Allocating the venues for international cricket matches is a tricky business. You can please some of the people (but not many) all of the time and all of the people some of the time.
Never ever can you please all of the people all of the time and occasionally you cannot please some of the people any of the time. The grounds for the Test and limited-overs matches for the years from 2012-16 were decided last week. The grounds which wished to stage them were invited to bid for gold, silver and bronze packages of matches, which decreed amount and degree of importance.
There was one platinum package, which was awarded to Lord's. These were of a set price and replaced the old system under which grounds were in a straight auction for matches. Although the England and Wales Cricket Board are extremely reluctant to divulge the amounts, figures of £12m, £5m, £3m and £200,000 were implied by some. The big surprise was the award of an Ashes Test in 2015 to Sophia Gardens, Cardiff.
The ground staged a memorable Ashes contest in 2009, since when it has foundered somewhat. Matches have been poorly attended and, in the case of the Test against Sri Lanka earlier in the summer, few in the city seemed to have a clue it was happening, fewer still turned up. The allocation is recommended by the ECB's Major Matches Group, which went round the country listening to submissions.
The MMG consist of a chairman, Lord Morris, the former Trade Union leader, Karen Earl, the owner of a public relations company, John Pickup, chairman of the ECB's recreational assembly, Rev Mike Vockins, the former secretary of Worcestershire, and John Crowther, the former chief executive of the Lawn Tennis Association. The MMG were impressed by Cardiff's presentation, as they were in 2008.
Although the ground was stripped of a Test next year for failing to honour on time its commitment to the ECB, a rescheduling of payment has apparently worked. There is no Ashes Test for the Rose Bowl, the other high-profile bidder, though there are two each for Lord's, The Oval and Trent Bridge, which was highly impressive. It will be intriguing to see if the allocation decided last week is actually where the matches take place. There is no certainty.
Women beat the recession
Times of austerity these may be, with some groups of workers being fobbed off with pay rises well below the rate of inflation. This, then, is the time to be a woman cricketer.
Burying the good news beneath the award of their international matches, the ECB announced that the pay packets of England's women cricketers will be doubled next year. Sounds as if it might be a career move worth pursuing.
Fashionably late for the party
The match taking place at The Oval today is the latest to be played in England, though only by a few hours. It so happens the combatants were the same on both occasions.
On 25 September 2004, England played West Indies in the gripping final of the Champions Trophy, which they lost. The match finished in the gloom not long before 7pm. Tonight's T20 international will just have started.
Four Test matches have been played in their entirety in September in England, all of them also at The Oval, of which the latest was the coruscating final Test in 2005. Maybe late September cricket works after all.

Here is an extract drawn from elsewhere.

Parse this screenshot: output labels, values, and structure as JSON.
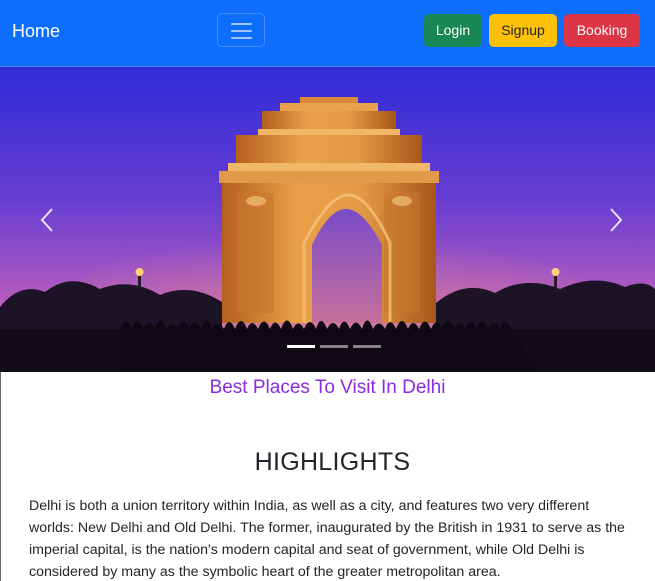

Bairstow bestows his tribute
Jonny Bairstow was mightily impressive in receiving the Young Cricketer of the Year Award bestowed by the Cricket Writers' Club last Monday. He answered questions from the club and MCC president Christopher Martin-Jenkins calmly, articulately and sensibly, and paid tribute to Geoff Boycott, a friend of the family, who presented him with his cap three days earlier.
Bairstow was educated at St Peter's School, York, which was also the alma mater of Norman Yardley, the former Yorkshire and England captain.
Yardley also had dealings with Boycott. He became president of Yorkshire but resigned in 1984 after a vote of no confidence prompted by supporters of Boycott angry at the committee's decision not to offer him a contract.